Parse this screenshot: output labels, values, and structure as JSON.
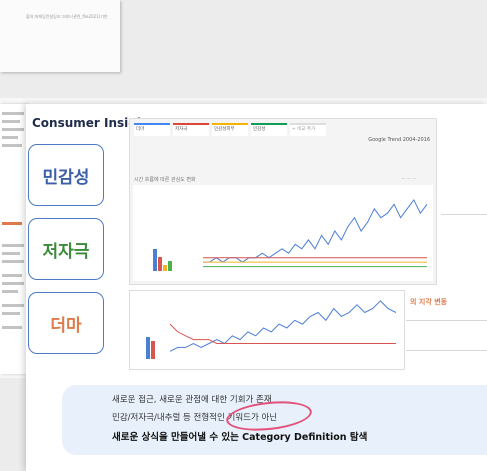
{
  "background_doc": {
    "caption": "출처:마케팅컨설팅조그레드(관련_file2021)기반"
  },
  "slide": {
    "title": "Consumer Insigh",
    "keywords": [
      {
        "label": "민감성",
        "color": "#3b5fa8"
      },
      {
        "label": "저자극",
        "color": "#3a8a3a"
      },
      {
        "label": "더마",
        "color": "#e07a4a"
      }
    ],
    "trends_panel": {
      "tabs": [
        {
          "label": "더마",
          "color": "#4285f4"
        },
        {
          "label": "저자극",
          "color": "#db4437"
        },
        {
          "label": "민감성피부",
          "color": "#f4b400"
        },
        {
          "label": "민감성",
          "color": "#0f9d58"
        },
        {
          "label": "+ 비교 추가",
          "color": "#dddddd"
        }
      ],
      "source_label": "Google Trend 2004-2016",
      "caption": "시간 흐름에 따른 관심도 변화"
    },
    "side_label": "의 지각 변동",
    "banner": {
      "line1": "새로운 접근, 새로운 관점에 대한 기회가 존재",
      "line2": "민감/저자극/내추럴 등 전형적인 키워드가 아닌",
      "line3_prefix": "새로운 상식을 만들어낼 수 있는 ",
      "line3_highlight": "Category Definition",
      "line3_suffix": " 탐색"
    }
  },
  "chart_data": [
    {
      "type": "line",
      "series": [
        {
          "color": "#4a7fd6",
          "values": [
            2,
            2,
            3,
            2,
            3,
            3,
            2,
            3,
            3,
            4,
            3,
            4,
            5,
            4,
            6,
            5,
            7,
            5,
            8,
            6,
            9,
            7,
            10,
            12,
            9,
            11,
            14,
            12,
            13,
            15,
            12,
            14,
            16,
            13,
            15
          ]
        },
        {
          "color": "#d9534f",
          "values": [
            3,
            3,
            3,
            3,
            3,
            3,
            3,
            3,
            3,
            3,
            3,
            3,
            3,
            3,
            3,
            3,
            3,
            3,
            3,
            3,
            3,
            3,
            3,
            3,
            3,
            3,
            3,
            3,
            3,
            3,
            3,
            3,
            3,
            3,
            3
          ]
        },
        {
          "color": "#f0b429",
          "values": [
            2,
            2,
            2,
            2,
            2,
            2,
            2,
            2,
            2,
            2,
            2,
            2,
            2,
            2,
            2,
            2,
            2,
            2,
            2,
            2,
            2,
            2,
            2,
            2,
            2,
            2,
            2,
            2,
            2,
            2,
            2,
            2,
            2,
            2,
            2
          ]
        },
        {
          "color": "#4caf50",
          "values": [
            1,
            1,
            1,
            1,
            1,
            1,
            1,
            1,
            1,
            1,
            1,
            1,
            1,
            1,
            1,
            1,
            1,
            1,
            1,
            1,
            1,
            1,
            1,
            1,
            1,
            1,
            1,
            1,
            1,
            1,
            1,
            1,
            1,
            1,
            1
          ]
        }
      ],
      "ylim": [
        0,
        18
      ]
    },
    {
      "type": "line",
      "series": [
        {
          "color": "#4a7fd6",
          "values": [
            2,
            3,
            3,
            4,
            3,
            4,
            5,
            4,
            6,
            5,
            7,
            6,
            8,
            7,
            9,
            8,
            10,
            9,
            11,
            12,
            10,
            13,
            11,
            12,
            14,
            12,
            13,
            15,
            13,
            12
          ]
        },
        {
          "color": "#d9534f",
          "values": [
            9,
            7,
            6,
            5,
            5,
            5,
            4,
            4,
            4,
            4,
            4,
            4,
            4,
            4,
            4,
            4,
            4,
            4,
            4,
            4,
            4,
            4,
            4,
            4,
            4,
            4,
            4,
            4,
            4,
            4
          ]
        }
      ],
      "ylim": [
        0,
        16
      ]
    }
  ]
}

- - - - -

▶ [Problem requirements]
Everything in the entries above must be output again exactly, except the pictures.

▶ [Response to this task]
Parse this screenshot: output labels, values, and structure as JSON.
{
  "background_doc": {
    "caption": "출처:마케팅컨설팅조그레드(관련_file2021)기반"
  },
  "slide": {
    "title": "Consumer Insigh",
    "keywords": [
      {
        "label": "민감성",
        "color": "#3b5fa8"
      },
      {
        "label": "저자극",
        "color": "#3a8a3a"
      },
      {
        "label": "더마",
        "color": "#e07a4a"
      }
    ],
    "trends_panel": {
      "tabs": [
        {
          "label": "더마",
          "color": "#4285f4"
        },
        {
          "label": "저자극",
          "color": "#db4437"
        },
        {
          "label": "민감성피부",
          "color": "#f4b400"
        },
        {
          "label": "민감성",
          "color": "#0f9d58"
        },
        {
          "label": "+ 비교 추가",
          "color": "#dddddd"
        }
      ],
      "source_label": "Google Trend 2004-2016",
      "caption": "시간 흐름에 따른 관심도 변화"
    },
    "side_label": "의 지각 변동",
    "banner": {
      "line1": "새로운 접근, 새로운 관점에 대한 기회가 존재",
      "line2": "민감/저자극/내추럴 등 전형적인 키워드가 아닌",
      "line3_prefix": "새로운 상식을 만들어낼 수 있는 ",
      "line3_highlight": "Category Definition",
      "line3_suffix": " 탐색"
    }
  },
  "chart_data": [
    {
      "type": "line",
      "series": [
        {
          "color": "#4a7fd6",
          "values": [
            2,
            2,
            3,
            2,
            3,
            3,
            2,
            3,
            3,
            4,
            3,
            4,
            5,
            4,
            6,
            5,
            7,
            5,
            8,
            6,
            9,
            7,
            10,
            12,
            9,
            11,
            14,
            12,
            13,
            15,
            12,
            14,
            16,
            13,
            15
          ]
        },
        {
          "color": "#d9534f",
          "values": [
            3,
            3,
            3,
            3,
            3,
            3,
            3,
            3,
            3,
            3,
            3,
            3,
            3,
            3,
            3,
            3,
            3,
            3,
            3,
            3,
            3,
            3,
            3,
            3,
            3,
            3,
            3,
            3,
            3,
            3,
            3,
            3,
            3,
            3,
            3
          ]
        },
        {
          "color": "#f0b429",
          "values": [
            2,
            2,
            2,
            2,
            2,
            2,
            2,
            2,
            2,
            2,
            2,
            2,
            2,
            2,
            2,
            2,
            2,
            2,
            2,
            2,
            2,
            2,
            2,
            2,
            2,
            2,
            2,
            2,
            2,
            2,
            2,
            2,
            2,
            2,
            2
          ]
        },
        {
          "color": "#4caf50",
          "values": [
            1,
            1,
            1,
            1,
            1,
            1,
            1,
            1,
            1,
            1,
            1,
            1,
            1,
            1,
            1,
            1,
            1,
            1,
            1,
            1,
            1,
            1,
            1,
            1,
            1,
            1,
            1,
            1,
            1,
            1,
            1,
            1,
            1,
            1,
            1
          ]
        }
      ],
      "ylim": [
        0,
        18
      ]
    },
    {
      "type": "line",
      "series": [
        {
          "color": "#4a7fd6",
          "values": [
            2,
            3,
            3,
            4,
            3,
            4,
            5,
            4,
            6,
            5,
            7,
            6,
            8,
            7,
            9,
            8,
            10,
            9,
            11,
            12,
            10,
            13,
            11,
            12,
            14,
            12,
            13,
            15,
            13,
            12
          ]
        },
        {
          "color": "#d9534f",
          "values": [
            9,
            7,
            6,
            5,
            5,
            5,
            4,
            4,
            4,
            4,
            4,
            4,
            4,
            4,
            4,
            4,
            4,
            4,
            4,
            4,
            4,
            4,
            4,
            4,
            4,
            4,
            4,
            4,
            4,
            4
          ]
        }
      ],
      "ylim": [
        0,
        16
      ]
    }
  ]
}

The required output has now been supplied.